November 29, 2017, 4:30 pm EST
The adoration for Bitcoin has been growing by the day, though no one understands how to value it.
CNBC went on “watch” the other day for Bitcoin $10,000. Today it traded above $11,000 and then fell as much as 21% from the highs.
Here’s a look at the chart.
Remember, gold went on a tear from sub-$700 to above $1,900 following the onset of global QE (led by the Fed). Gold ran up as high as 182%. That was pricing in 41% annualized inflation at one point (as a dollar for dollar hedge). Of course, inflation didn’t comply. Still, nine years after the Fed’s first round of QE and massive global responses, we’ve been able to muster just a little better than 1% annualized inflation. So gold is a speculative trade. It’s a fear trade. And it’s volatile.
If you bought gold at the top in 2011, the value of your “investment” was cut in half just four years later. That’s a lot of risk to take for the prospect of “hedging” against the loss of purchasing power in the paper money in your wallet.

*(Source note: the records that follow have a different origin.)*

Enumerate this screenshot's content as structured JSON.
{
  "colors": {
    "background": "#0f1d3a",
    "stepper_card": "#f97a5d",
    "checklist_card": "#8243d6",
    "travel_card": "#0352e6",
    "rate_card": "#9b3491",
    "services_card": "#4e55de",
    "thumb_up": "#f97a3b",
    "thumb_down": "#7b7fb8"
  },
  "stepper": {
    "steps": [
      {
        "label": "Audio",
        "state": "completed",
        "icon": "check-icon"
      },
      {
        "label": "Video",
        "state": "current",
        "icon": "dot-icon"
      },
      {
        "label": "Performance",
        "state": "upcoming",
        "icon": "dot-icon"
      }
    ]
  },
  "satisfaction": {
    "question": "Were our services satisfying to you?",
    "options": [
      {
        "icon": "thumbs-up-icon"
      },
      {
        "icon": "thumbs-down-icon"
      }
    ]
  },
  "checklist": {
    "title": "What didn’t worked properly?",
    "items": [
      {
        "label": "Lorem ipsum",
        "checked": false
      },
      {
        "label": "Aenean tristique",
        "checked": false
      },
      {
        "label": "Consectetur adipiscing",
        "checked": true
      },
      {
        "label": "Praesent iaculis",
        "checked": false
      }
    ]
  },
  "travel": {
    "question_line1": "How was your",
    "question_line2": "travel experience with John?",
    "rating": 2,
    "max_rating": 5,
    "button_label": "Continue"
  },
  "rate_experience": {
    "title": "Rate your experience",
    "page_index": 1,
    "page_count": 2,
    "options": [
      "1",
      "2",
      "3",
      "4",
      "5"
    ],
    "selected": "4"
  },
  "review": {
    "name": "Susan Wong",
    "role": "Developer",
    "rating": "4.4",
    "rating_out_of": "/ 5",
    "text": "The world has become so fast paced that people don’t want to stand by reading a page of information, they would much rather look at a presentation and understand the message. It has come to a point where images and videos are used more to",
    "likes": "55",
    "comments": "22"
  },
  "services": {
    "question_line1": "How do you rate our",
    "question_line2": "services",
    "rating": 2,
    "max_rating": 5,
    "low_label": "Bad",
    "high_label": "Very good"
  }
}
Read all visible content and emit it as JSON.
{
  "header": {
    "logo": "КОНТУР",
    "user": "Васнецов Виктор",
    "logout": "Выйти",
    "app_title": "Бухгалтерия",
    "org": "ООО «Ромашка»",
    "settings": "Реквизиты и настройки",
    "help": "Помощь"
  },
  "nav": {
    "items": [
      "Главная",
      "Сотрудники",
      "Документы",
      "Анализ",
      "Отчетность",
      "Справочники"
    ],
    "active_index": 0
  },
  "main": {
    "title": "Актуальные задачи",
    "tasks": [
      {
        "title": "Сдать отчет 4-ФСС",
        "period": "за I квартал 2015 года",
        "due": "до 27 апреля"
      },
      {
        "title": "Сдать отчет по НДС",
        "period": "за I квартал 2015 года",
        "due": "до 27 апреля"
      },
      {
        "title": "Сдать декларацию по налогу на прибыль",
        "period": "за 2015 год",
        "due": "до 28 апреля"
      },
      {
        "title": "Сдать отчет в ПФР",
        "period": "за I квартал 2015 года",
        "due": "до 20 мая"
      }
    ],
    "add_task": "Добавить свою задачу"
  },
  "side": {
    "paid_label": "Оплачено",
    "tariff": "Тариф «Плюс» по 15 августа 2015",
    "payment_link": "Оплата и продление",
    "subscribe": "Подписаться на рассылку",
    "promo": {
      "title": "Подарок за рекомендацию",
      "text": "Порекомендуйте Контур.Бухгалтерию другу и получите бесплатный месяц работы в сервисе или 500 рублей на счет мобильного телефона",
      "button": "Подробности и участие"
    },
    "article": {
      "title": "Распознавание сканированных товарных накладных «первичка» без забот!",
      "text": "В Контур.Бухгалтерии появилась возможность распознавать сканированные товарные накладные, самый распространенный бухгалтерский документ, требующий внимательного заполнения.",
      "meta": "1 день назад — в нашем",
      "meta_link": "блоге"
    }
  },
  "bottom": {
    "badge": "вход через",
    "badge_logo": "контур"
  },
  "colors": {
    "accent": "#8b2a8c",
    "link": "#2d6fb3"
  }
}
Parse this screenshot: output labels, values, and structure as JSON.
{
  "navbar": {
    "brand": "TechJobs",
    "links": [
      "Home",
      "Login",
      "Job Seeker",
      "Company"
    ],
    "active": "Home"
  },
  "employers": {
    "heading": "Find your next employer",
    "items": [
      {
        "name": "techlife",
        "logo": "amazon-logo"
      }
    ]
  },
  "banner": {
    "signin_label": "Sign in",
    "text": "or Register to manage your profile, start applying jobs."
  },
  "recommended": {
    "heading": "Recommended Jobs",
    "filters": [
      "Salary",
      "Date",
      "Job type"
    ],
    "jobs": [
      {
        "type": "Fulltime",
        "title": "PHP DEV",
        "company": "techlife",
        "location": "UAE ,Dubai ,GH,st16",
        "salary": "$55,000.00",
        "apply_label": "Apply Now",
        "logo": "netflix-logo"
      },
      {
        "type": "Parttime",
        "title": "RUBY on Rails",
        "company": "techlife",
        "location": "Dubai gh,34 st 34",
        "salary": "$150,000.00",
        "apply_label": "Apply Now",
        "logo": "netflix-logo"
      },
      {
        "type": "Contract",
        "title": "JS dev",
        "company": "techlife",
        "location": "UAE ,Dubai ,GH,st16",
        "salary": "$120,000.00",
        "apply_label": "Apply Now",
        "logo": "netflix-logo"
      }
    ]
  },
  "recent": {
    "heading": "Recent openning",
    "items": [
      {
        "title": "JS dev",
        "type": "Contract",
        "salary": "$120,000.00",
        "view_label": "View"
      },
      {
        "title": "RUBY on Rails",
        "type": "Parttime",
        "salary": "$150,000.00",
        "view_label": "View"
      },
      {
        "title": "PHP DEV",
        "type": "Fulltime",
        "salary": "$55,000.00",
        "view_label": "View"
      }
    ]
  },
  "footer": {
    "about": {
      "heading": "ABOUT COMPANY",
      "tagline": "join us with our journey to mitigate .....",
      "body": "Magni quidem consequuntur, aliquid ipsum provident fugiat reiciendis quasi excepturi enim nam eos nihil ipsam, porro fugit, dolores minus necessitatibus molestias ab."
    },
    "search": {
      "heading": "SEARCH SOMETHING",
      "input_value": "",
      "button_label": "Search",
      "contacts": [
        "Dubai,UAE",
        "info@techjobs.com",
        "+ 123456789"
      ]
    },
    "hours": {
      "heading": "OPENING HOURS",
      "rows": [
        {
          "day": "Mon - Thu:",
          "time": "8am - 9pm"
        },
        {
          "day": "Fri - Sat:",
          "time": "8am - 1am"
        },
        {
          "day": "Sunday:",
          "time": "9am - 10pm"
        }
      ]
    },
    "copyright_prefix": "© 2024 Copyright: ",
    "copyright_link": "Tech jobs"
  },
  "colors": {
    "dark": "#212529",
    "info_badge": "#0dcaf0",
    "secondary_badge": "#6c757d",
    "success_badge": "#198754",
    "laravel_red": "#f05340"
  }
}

Now, Bitcoin is becoming a pretty polarizing “asset class.” The gold bugs get very emotional if you argue against the value of owning gold. Those that own Bitcoin seem to have a similar reaction. But Bitcoin, like gold, is a tough one to value. You buy it because you hope someone is going to buy it from you at a higher price.
So is Bitcoin (cryptocurrencies) an investment? Sophisticated investors that are involved, likely see it as similar investment to a startup. It has traction. It has a lot of risks. It could go to zero. Or it could pay them multiples of what they pay for it. But they thrive on diversification. When they have a large portfolio of these types of bets, when a few payoff, they put up nice returns. Bitcoin may be one of the few, or it may not.